Recorded data:
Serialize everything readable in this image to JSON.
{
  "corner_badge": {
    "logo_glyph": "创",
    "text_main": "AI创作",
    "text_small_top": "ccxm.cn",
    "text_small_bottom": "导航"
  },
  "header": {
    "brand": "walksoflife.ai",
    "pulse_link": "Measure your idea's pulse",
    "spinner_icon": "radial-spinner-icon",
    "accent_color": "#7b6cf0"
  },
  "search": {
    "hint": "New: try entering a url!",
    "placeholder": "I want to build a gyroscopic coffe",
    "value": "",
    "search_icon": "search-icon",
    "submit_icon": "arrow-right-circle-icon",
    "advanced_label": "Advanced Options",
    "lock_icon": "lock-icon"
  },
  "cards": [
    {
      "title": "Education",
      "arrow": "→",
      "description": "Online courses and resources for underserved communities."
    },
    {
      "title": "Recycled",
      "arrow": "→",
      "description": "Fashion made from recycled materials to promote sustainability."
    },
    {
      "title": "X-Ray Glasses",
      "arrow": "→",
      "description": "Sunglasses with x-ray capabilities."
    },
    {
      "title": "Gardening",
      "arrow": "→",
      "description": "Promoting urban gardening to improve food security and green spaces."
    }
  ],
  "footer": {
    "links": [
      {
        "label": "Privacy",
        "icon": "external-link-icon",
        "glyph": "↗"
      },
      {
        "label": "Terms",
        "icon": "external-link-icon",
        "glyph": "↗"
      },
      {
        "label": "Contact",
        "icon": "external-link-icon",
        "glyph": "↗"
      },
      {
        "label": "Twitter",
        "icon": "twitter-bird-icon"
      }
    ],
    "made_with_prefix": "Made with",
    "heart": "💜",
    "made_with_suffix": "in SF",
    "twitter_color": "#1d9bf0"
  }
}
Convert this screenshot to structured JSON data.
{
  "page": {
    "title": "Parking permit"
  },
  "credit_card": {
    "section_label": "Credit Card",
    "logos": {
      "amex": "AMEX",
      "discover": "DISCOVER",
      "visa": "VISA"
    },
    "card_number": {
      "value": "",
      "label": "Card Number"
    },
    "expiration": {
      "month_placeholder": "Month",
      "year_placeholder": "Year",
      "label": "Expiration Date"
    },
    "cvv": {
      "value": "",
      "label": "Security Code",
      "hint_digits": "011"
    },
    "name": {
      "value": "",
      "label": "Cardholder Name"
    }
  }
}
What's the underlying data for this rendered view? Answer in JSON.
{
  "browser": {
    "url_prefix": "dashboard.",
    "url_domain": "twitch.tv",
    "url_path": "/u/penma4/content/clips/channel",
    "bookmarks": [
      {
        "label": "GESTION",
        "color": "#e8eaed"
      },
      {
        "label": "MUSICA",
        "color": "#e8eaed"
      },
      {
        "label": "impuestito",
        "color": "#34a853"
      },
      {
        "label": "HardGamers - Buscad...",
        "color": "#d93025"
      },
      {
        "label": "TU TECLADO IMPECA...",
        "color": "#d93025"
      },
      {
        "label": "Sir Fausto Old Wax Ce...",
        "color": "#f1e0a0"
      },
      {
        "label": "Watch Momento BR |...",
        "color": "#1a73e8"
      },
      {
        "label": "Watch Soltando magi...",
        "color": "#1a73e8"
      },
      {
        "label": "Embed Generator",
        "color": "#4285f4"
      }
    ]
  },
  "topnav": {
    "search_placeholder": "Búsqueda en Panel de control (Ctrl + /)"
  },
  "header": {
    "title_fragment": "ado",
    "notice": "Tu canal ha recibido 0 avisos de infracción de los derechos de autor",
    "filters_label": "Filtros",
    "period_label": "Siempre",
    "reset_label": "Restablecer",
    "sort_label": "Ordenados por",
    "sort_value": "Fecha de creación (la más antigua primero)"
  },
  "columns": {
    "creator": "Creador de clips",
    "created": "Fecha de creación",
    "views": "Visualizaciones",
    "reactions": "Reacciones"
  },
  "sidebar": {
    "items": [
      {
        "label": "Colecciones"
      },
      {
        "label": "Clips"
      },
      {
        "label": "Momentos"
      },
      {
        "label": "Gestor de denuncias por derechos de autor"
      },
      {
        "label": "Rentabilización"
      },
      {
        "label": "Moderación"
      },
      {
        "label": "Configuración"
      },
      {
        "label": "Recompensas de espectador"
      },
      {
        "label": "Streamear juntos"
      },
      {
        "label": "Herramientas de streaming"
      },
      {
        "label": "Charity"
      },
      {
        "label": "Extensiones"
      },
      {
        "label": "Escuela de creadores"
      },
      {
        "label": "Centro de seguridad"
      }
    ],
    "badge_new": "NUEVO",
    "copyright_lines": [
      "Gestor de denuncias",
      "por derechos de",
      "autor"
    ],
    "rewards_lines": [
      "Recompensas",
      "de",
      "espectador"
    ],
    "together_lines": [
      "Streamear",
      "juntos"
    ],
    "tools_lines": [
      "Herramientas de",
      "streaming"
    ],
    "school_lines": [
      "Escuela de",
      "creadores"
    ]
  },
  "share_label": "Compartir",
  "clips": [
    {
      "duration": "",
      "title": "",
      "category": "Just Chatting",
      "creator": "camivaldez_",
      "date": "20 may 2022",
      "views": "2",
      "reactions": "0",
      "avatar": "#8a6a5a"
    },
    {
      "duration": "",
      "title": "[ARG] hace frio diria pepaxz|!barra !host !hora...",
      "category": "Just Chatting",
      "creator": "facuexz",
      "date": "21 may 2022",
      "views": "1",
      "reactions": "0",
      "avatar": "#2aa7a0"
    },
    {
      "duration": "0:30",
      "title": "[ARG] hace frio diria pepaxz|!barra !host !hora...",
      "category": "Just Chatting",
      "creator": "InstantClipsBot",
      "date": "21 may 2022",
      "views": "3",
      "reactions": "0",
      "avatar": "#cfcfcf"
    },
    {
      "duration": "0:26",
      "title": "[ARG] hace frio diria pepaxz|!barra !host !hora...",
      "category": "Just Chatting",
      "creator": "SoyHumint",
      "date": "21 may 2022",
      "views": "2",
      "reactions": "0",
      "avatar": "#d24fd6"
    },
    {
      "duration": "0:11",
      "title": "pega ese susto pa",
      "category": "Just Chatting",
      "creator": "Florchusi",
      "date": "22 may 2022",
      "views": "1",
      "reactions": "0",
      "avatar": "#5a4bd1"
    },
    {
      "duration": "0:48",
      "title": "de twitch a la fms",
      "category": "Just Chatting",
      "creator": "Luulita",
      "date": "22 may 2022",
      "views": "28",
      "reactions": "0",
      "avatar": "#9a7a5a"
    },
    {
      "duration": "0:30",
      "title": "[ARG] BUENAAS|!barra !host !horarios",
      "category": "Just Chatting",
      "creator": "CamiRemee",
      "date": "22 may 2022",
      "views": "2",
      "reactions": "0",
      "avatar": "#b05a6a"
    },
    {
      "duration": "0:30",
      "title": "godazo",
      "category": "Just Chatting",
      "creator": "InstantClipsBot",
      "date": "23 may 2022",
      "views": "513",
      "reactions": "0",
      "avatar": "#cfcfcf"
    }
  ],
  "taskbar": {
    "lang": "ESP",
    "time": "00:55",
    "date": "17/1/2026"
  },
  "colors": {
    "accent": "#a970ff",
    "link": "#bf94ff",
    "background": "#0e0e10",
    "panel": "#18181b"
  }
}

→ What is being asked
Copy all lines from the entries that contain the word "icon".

→ Worked solution
    "spinner_icon": "radial-spinner-icon",
    "search_icon": "search-icon",
    "submit_icon": "arrow-right-circle-icon",
    "lock_icon": "lock-icon"
        "icon": "external-link-icon",
        "icon": "external-link-icon",
        "icon": "external-link-icon",
        "icon": "twitter-bird-icon"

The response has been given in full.